Germany's benchmark 10-year bond yield rose 3 bps to 0.68 percent <DE10YT=RR>, pushing the gap with U.S. peers to around 223 bps - its widest in 14 months.
"If you're talking about the concept of overheating, Powell is suggesting the Fed will err on the side of caution," said Chris Scicluna, head of economic research at Daiwa Capital Markets.
Scicluna cautioned against reading too much into one set of remarks from Powell but added: "You can say the risk is on the side of higher rates."
U.S. short-term interest rate futures fell after Powell's comments. Traders continued to expect the first hike of the year to come next month, and see a more than one in four chance that the Fed would raise rates three more times this year.
Most euro zone bond yields were up 2-3 bps on the day, although Italian bonds outperformed after strong demand at a debt auction, the last one before this weekend's national election.
The southern European country, which goes to the polls on Sunday, sold around 7.71 billion euros of debt.
That was towards the top end of a targeted range, suggesting sentiment towards Italy remains firm ahead of the election.
"Given the risks we have ahead of the election and with bond yields turning up, the auction results saw fair demand," said Daniel Lenz, a rates strategist at DZ Bank.
Italy's 10-year bond yield fell 2 basis points to 2.09 percent <IT10YT=TWEB>. The gap between Italian and German bonds yields moved to 143 bps, its narrowest in five days and well below recent highs of 152 bps.
The spread had widened in recent weeks as the election approached, making Italian bonds more attractive to those investors who take a more sanguine view of political risk in the euro zone's third-largest economy.
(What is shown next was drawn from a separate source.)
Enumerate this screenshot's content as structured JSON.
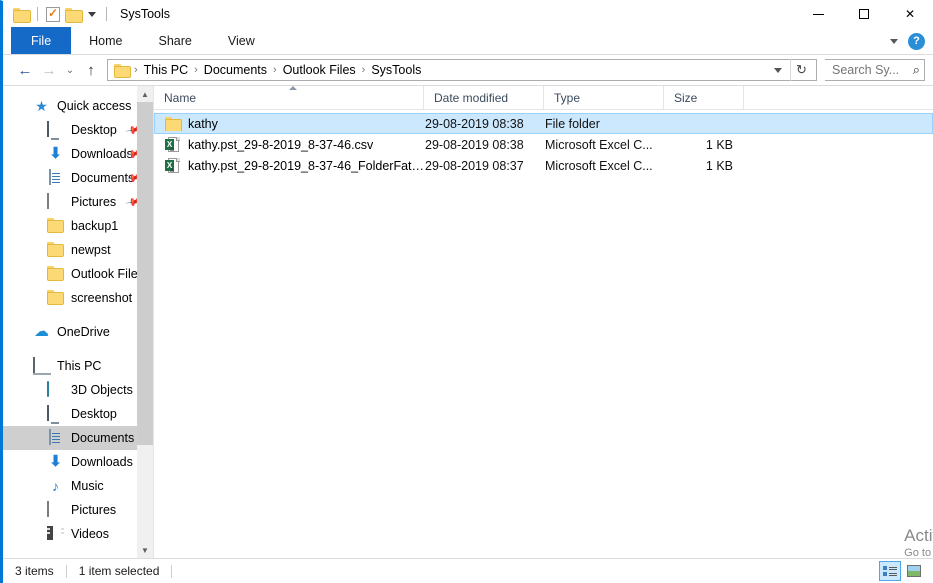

(Additional reporting by Fanny Potkin and Abhinav Ramnarayan; Editing by Susan Fenton)
By Dhara Ranasinghe and Fanny Potkin